> **Problem statement**
Every picture stays out; everything else in the listing below is to be returned exactly.

> **Provided data**
■ ■ ■

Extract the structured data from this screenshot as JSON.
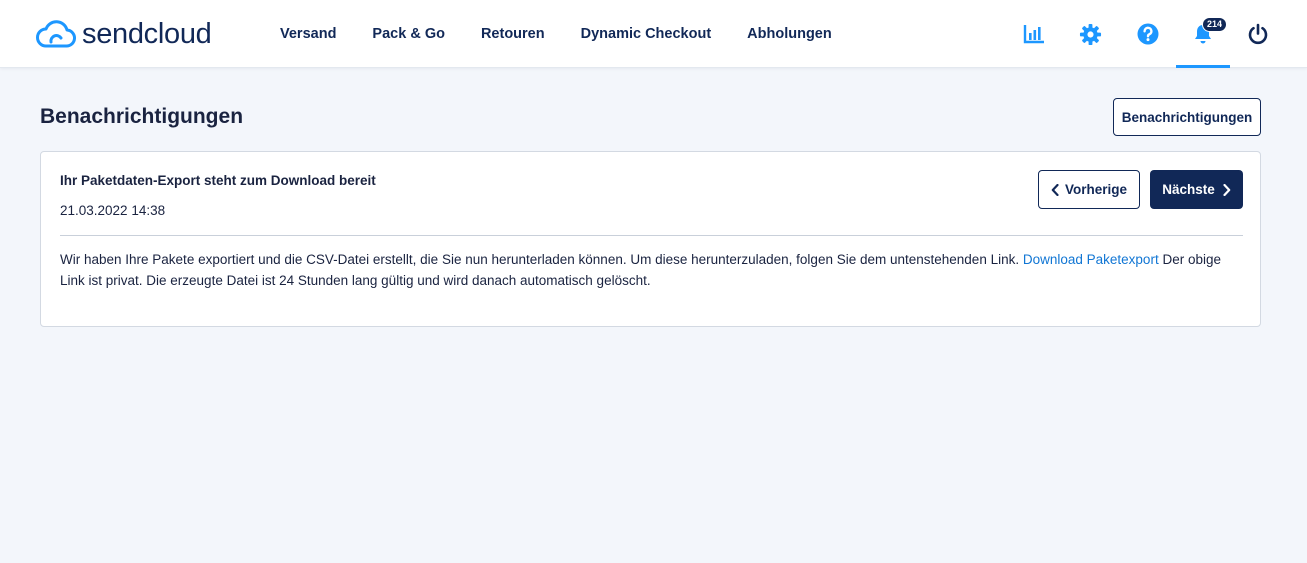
{
  "brand": {
    "name": "sendcloud"
  },
  "nav": {
    "items": [
      {
        "label": "Versand"
      },
      {
        "label": "Pack & Go"
      },
      {
        "label": "Retouren"
      },
      {
        "label": "Dynamic Checkout"
      },
      {
        "label": "Abholungen"
      }
    ]
  },
  "header_icons": {
    "analytics": "bar-chart-icon",
    "settings": "gear-icon",
    "help": "question-circle-icon",
    "notifications": "bell-icon",
    "notifications_badge": "214",
    "logout": "power-icon"
  },
  "page": {
    "title": "Benachrichtigungen",
    "action_button": "Benachrichtigungen"
  },
  "notification": {
    "title": "Ihr Paketdaten-Export steht zum Download bereit",
    "date": "21.03.2022 14:38",
    "prev_label": "Vorherige",
    "next_label": "Nächste",
    "body_before": "Wir haben Ihre Pakete exportiert und die CSV-Datei erstellt, die Sie nun herunterladen können. Um diese herunterzuladen, folgen Sie dem untenstehenden Link. ",
    "link_text": "Download Paketexport",
    "body_after": " Der obige Link ist privat. Die erzeugte Datei ist 24 Stunden lang gültig und wird danach automatisch gelöscht."
  },
  "colors": {
    "brand_navy": "#112857",
    "accent_blue": "#1d97ff",
    "link_blue": "#1176d4",
    "page_bg": "#f3f6fb"
  }
}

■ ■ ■

> **Reply**
Extract the structured data from this screenshot as JSON.
{
  "brand": {
    "name": "sendcloud"
  },
  "nav": {
    "items": [
      {
        "label": "Versand"
      },
      {
        "label": "Pack & Go"
      },
      {
        "label": "Retouren"
      },
      {
        "label": "Dynamic Checkout"
      },
      {
        "label": "Abholungen"
      }
    ]
  },
  "header_icons": {
    "analytics": "bar-chart-icon",
    "settings": "gear-icon",
    "help": "question-circle-icon",
    "notifications": "bell-icon",
    "notifications_badge": "214",
    "logout": "power-icon"
  },
  "page": {
    "title": "Benachrichtigungen",
    "action_button": "Benachrichtigungen"
  },
  "notification": {
    "title": "Ihr Paketdaten-Export steht zum Download bereit",
    "date": "21.03.2022 14:38",
    "prev_label": "Vorherige",
    "next_label": "Nächste",
    "body_before": "Wir haben Ihre Pakete exportiert und die CSV-Datei erstellt, die Sie nun herunterladen können. Um diese herunterzuladen, folgen Sie dem untenstehenden Link. ",
    "link_text": "Download Paketexport",
    "body_after": " Der obige Link ist privat. Die erzeugte Datei ist 24 Stunden lang gültig und wird danach automatisch gelöscht."
  },
  "colors": {
    "brand_navy": "#112857",
    "accent_blue": "#1d97ff",
    "link_blue": "#1176d4",
    "page_bg": "#f3f6fb"
  }
}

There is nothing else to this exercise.